SCOTUS-based Toppled Ten Commandments Monument Has A History
Washington-based Faith in Action's now-toppled monument displaying the Ten Commandments
so that justices entering the Supreme Court would see them was initially opposed by some and is also well-known to the Left, perhaps making it a likely target for vandalism.
A stone monument of the Ten Commandments that sits on a street behind the U.S. Supreme Court in Washington and was the subject of controversy in the past has been toppled by vandals.
The early efforts of Reverend Robert Schenck, who heads Faith in Action, as well as the importance of the Ten Commandments to the organization's mission were chronicled by Max Blumenthal at the Washington Monthly back in October of 2003.

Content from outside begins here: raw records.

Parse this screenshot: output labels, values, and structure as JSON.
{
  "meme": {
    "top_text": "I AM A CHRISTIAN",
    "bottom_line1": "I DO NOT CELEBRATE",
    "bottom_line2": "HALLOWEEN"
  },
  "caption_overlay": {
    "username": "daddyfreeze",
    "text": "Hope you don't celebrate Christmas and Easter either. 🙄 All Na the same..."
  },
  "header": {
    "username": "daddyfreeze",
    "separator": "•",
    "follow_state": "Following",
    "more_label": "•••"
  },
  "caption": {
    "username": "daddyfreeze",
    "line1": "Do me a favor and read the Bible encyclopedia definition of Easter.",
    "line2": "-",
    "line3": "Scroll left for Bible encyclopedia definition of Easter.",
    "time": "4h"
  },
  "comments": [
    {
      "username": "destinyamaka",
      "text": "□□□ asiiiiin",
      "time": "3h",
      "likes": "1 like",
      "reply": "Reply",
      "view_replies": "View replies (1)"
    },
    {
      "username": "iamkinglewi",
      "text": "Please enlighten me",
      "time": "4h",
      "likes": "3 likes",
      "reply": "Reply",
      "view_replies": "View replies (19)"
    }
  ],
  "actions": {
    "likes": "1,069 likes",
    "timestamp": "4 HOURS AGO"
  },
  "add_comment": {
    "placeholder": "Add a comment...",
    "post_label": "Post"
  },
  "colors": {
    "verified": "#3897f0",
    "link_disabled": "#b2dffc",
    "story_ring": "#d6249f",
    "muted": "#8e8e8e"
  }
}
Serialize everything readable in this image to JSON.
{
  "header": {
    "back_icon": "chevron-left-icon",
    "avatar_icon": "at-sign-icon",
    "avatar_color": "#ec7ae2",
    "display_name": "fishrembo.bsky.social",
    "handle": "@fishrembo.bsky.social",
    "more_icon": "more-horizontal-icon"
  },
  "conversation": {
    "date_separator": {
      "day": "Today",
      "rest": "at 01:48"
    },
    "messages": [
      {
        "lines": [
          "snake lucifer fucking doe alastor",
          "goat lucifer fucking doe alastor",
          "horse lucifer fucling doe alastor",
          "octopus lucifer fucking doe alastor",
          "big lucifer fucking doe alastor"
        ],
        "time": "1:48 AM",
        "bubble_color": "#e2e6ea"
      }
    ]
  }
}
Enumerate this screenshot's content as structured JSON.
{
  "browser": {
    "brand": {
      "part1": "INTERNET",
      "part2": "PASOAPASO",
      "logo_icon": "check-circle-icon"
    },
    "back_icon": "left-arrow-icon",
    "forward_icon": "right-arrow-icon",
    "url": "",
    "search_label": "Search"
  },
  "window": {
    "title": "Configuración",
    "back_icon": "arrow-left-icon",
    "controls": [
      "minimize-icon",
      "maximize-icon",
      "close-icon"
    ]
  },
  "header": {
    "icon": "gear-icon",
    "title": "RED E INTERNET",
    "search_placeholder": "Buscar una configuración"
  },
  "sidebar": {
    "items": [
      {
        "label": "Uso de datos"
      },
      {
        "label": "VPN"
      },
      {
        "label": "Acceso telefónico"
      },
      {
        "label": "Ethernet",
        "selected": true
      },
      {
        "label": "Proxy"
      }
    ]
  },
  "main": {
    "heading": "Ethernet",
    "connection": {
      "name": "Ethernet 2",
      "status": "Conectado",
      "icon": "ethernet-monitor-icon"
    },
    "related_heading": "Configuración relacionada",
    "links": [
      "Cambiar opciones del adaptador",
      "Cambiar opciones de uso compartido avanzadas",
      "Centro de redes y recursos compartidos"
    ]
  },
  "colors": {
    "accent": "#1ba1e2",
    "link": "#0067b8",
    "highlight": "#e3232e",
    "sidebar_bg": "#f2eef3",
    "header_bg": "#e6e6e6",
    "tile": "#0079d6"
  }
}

God's Country: Lobbying for a theocracy, one member of Congress at a time.
Fittingly, the most visible manifestation of Schenck's influence are the small, polished stone plaques, inscribed with the Ten Commandments, that he has distributed to more than 400 politicians in Washington and across the country. They include Rep. Tom Delay (R-Texas)--"His response was extremely positive"--Sen. Joseph Lieberman (D-Conn.) and Bush's "Ambassador for Religious Liberty," John V. Hanford, who hand-delivered Schenck's plaque to the president. Schenck asks those who accept the plaque to "display it and obey it," suggesting that in their acceptance, they pledge to work toward a government rooted in Mosaic moral law and "Judeo-Christian ethics." And with so many lawmakers already displaying their plaques, Schenck is optimistic that as his new movement increases its activity and gathers support, his influence in Washington will help release a wave of Christian fervor upon the seats of power nationwide. "We have the president, both leaders of Congress, Hastert and Delay, all of whom share what I would call an orthodox Christian worldview. All of them display the Ten Commandments," he told me. "That's something we dare not take lightly."
The Wikipedia entry for Schenck and Faith in Action also mentions the monument itself. Given its significance, the fact that its presence was widely known in political circles and that, as the AP story pointed out, it required significant effort to deface the monument, rendering the Ten Commandments un-view-able, it's most likely vandalism by atheists and or members of the politically active secular Left.
A notable feature of the ministry office is a granite sculpture depicting the Ten Commandments displayed in the building’s front garden. On Memorial Day in 2006, the monument was placed in the front of the building, readily noticeable from the street.
Ten Commandments Project
Created in 1995, Faith and Action’s Ten Commandments Project has given over 400 plaques of the Ten Commandments to members of Congress and other highly placed officials, including former presidents Clinton and Bush. Special delegations made up of clergy and lay people make the presentations during ceremonies held in the recipients’ offices. The agenda includes a short speech which describes religion as the foundational basis of morality and law, a reading of the Commandments in their entirety, and prayers. The official is then given an inscribed wooden plaque on which is mounted two stone polymer tablets containing a summary of the Ten Commandments. Recipients are urged to “display and obey” the Ten Commandments. Schenck chose to promote the Ten Commandments because he believes that they have a universal and enduring nature and that they are fundamental to morality.